*Action item:*
Go through the records and show each line where the word "icon" occurs.

*Data to use:*
§

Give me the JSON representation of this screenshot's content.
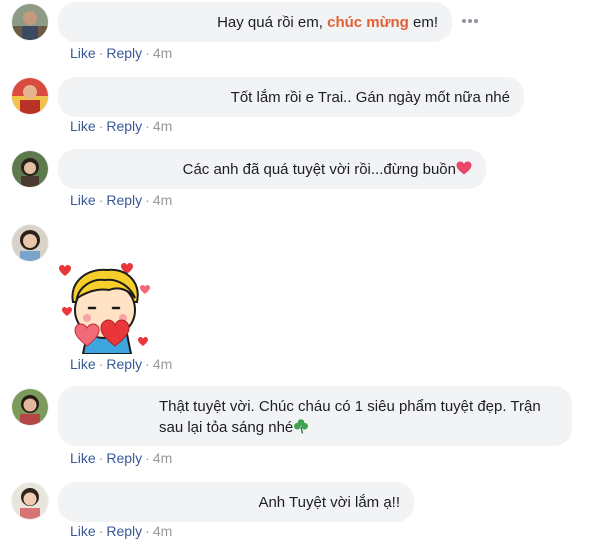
{
  "comments": [
    {
      "text_before": "Hay quá rồi em, ",
      "highlight": "chúc mừng",
      "text_after": " em!",
      "like": "Like",
      "reply": "Reply",
      "time": "4m"
    },
    {
      "text": "Tốt lắm rồi e Trai.. Gán ngày mốt nữa nhé",
      "like": "Like",
      "reply": "Reply",
      "time": "4m"
    },
    {
      "text": "Các anh đã quá tuyệt vời rồi...đừng buồn",
      "emoji": "heart-icon",
      "like": "Like",
      "reply": "Reply",
      "time": "4m"
    },
    {
      "sticker": "boy-with-hearts-sticker",
      "like": "Like",
      "reply": "Reply",
      "time": "4m"
    },
    {
      "line1": "Thật tuyệt vời. Chúc cháu có 1 siêu phẩm tuyệt đẹp. Trận",
      "line2": "sau lại tỏa sáng nhé",
      "emoji": "clover-icon",
      "like": "Like",
      "reply": "Reply",
      "time": "4m"
    },
    {
      "text": "Anh Tuyệt vời lắm ạ!!",
      "like": "Like",
      "reply": "Reply",
      "time": "4m"
    }
  ],
  "separator": "·",
  "colors": {
    "bubble": "#f2f3f5",
    "link": "#385898",
    "meta": "#999999",
    "highlight": "#e06035",
    "heart": "#e8466a",
    "clover": "#3fa34d"
  }
}
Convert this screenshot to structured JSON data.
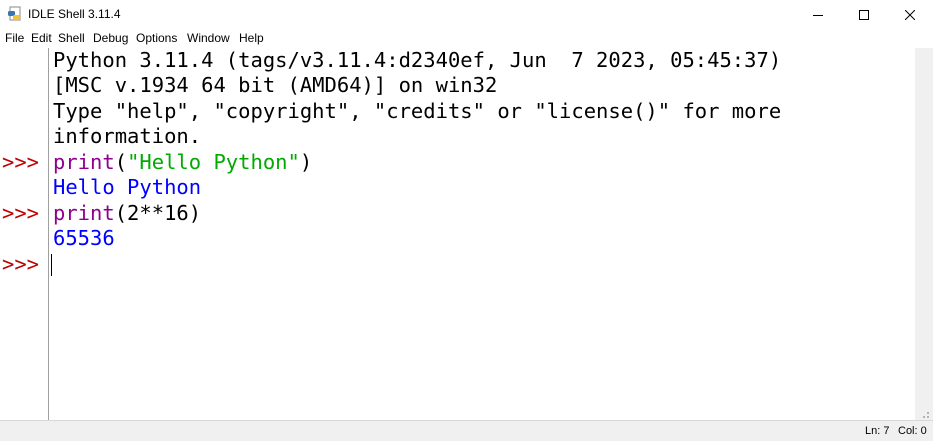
{
  "window": {
    "title": "IDLE Shell 3.11.4",
    "icon": "python-idle-icon",
    "controls": [
      "minimize-icon",
      "maximize-icon",
      "close-icon"
    ]
  },
  "menubar": {
    "items": [
      {
        "label": "File"
      },
      {
        "label": "Edit"
      },
      {
        "label": "Shell"
      },
      {
        "label": "Debug"
      },
      {
        "label": "Options"
      },
      {
        "label": "Window"
      },
      {
        "label": "Help"
      }
    ]
  },
  "shell": {
    "prompt": ">>>",
    "banner": [
      "Python 3.11.4 (tags/v3.11.4:d2340ef, Jun  7 2023, 05:45:37)",
      "[MSC v.1934 64 bit (AMD64)] on win32",
      "Type \"help\", \"copyright\", \"credits\" or \"license()\" for more",
      "information."
    ],
    "commands": [
      {
        "builtin": "print",
        "open": "(",
        "string": "\"Hello Python\"",
        "close": ")",
        "output": "Hello Python"
      },
      {
        "builtin": "print",
        "args": "(2**16)",
        "output": "65536"
      }
    ]
  },
  "colors": {
    "prompt": "#c00000",
    "builtin": "#900090",
    "string": "#00aa00",
    "stdout": "#0000ff",
    "text": "#000000"
  },
  "statusbar": {
    "line": "Ln: 7",
    "col": "Col: 0"
  }
}
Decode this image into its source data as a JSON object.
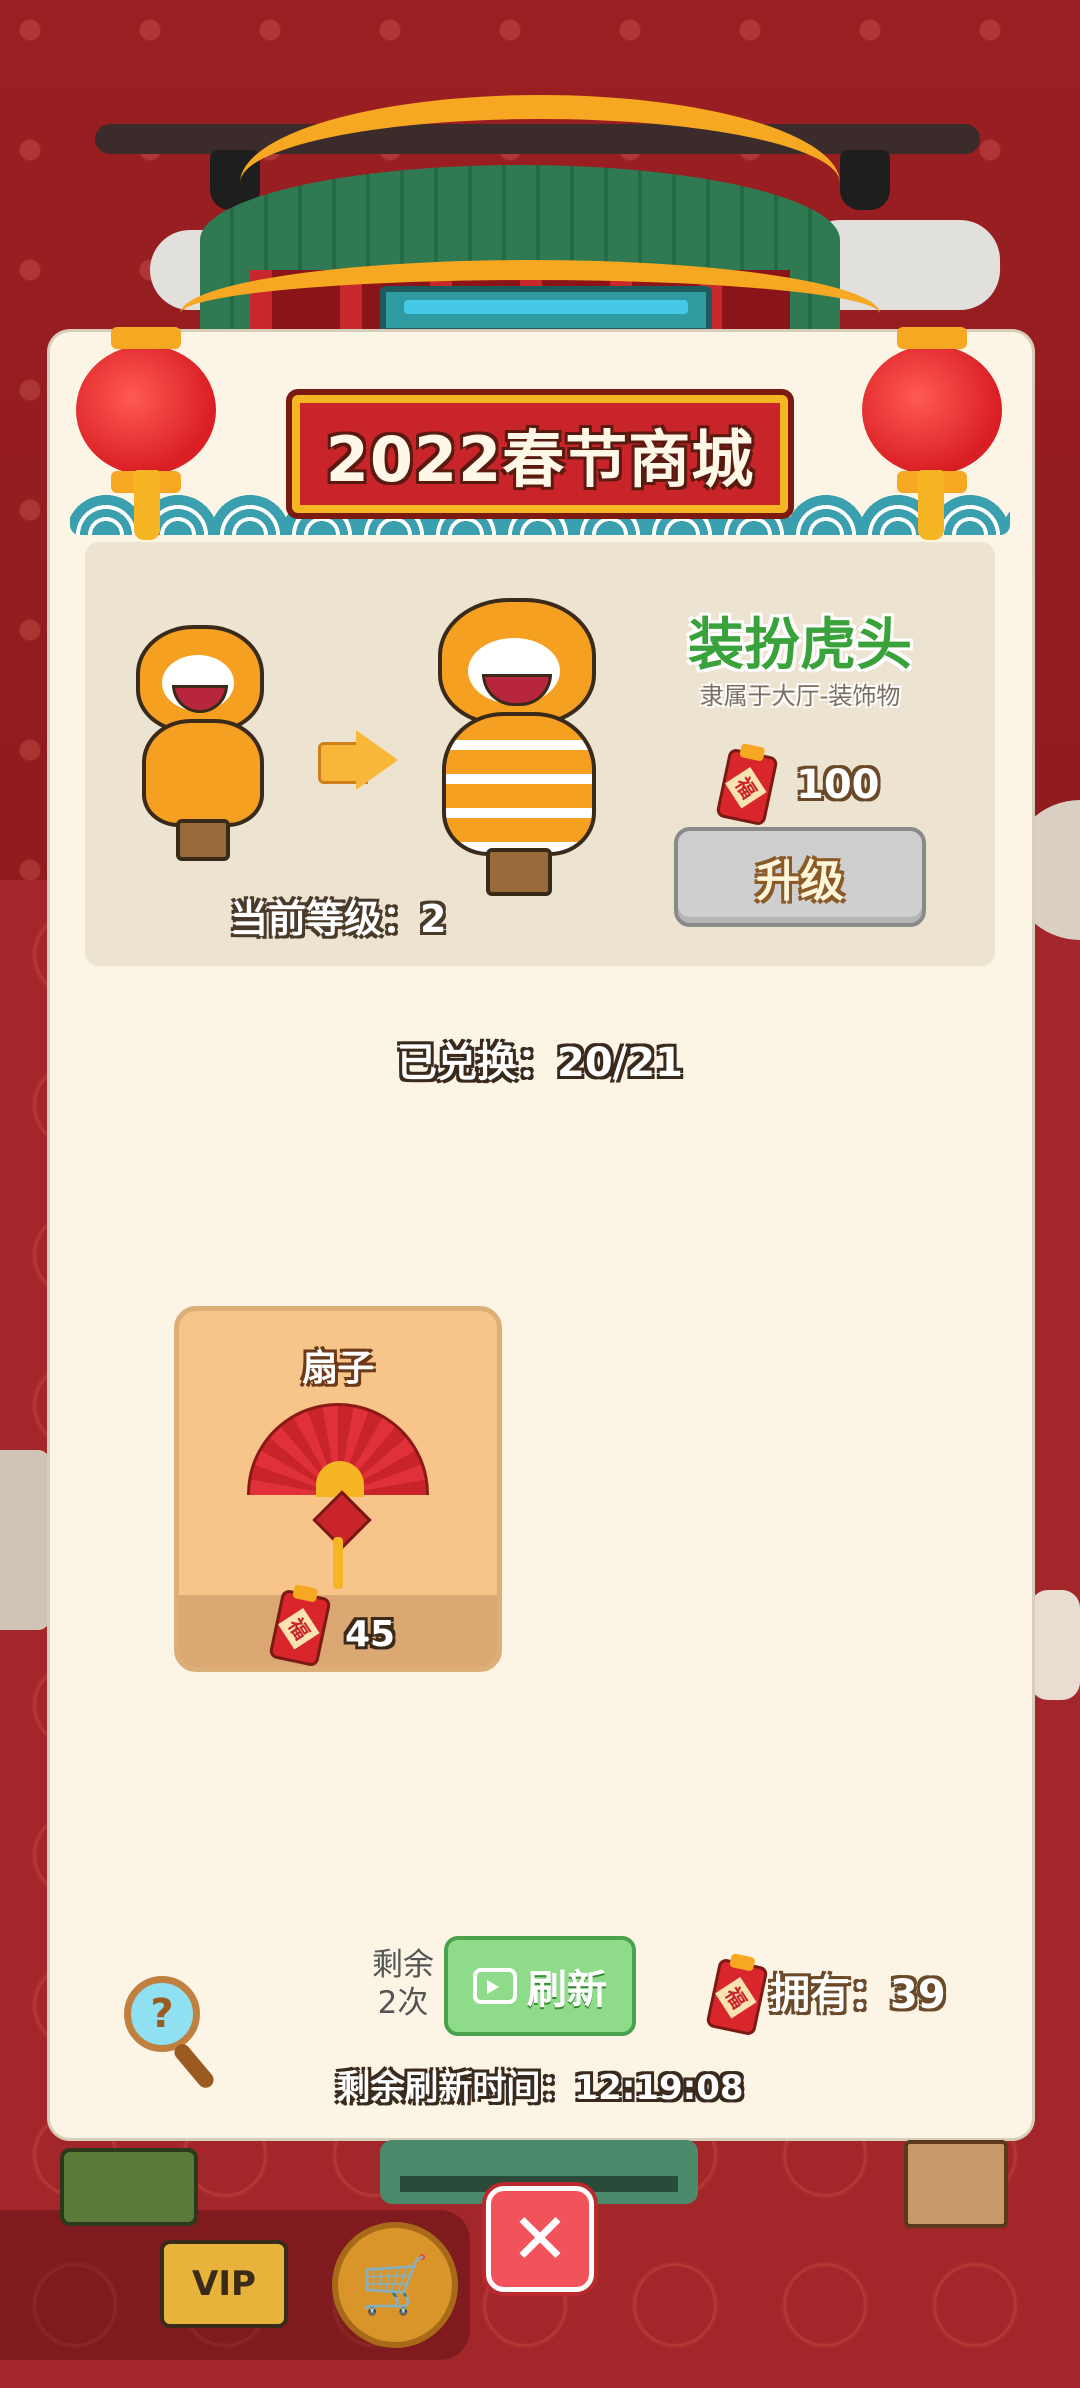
{
  "title": "2022春节商城",
  "upgrade": {
    "item_name": "装扮虎头",
    "item_subtitle": "隶属于大厅-装饰物",
    "cost": "100",
    "button_label": "升级",
    "current_level_label": "当前等级：",
    "current_level_value": "2"
  },
  "exchange": {
    "label": "已兑换：",
    "value": "20/21"
  },
  "shop_items": [
    {
      "name": "扇子",
      "price": "45",
      "icon": "fan-icon"
    }
  ],
  "refresh": {
    "remaining_label": "剩余",
    "remaining_count": "2次",
    "button_label": "刷新",
    "timer_label": "剩余刷新时间：",
    "timer_value": "12:19:08"
  },
  "owned": {
    "label": "拥有：",
    "value": "39"
  },
  "hud": {
    "vip_label": "VIP"
  },
  "colors": {
    "background": "#8e1b1e",
    "panel": "#fcf5e6",
    "title_plate": "#c8242a",
    "item_name_green": "#3aa23a",
    "refresh_button": "#8edc8a",
    "close_button": "#f2525a",
    "card": "#f7c48a"
  }
}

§

*Answer below:*
      "emoji": "heart-icon",
      "emoji": "clover-icon",
    "icon": "python-idle-icon",
      "minimize-icon",
      "maximize-icon",
      "close-icon"
      "icon": "fan-icon"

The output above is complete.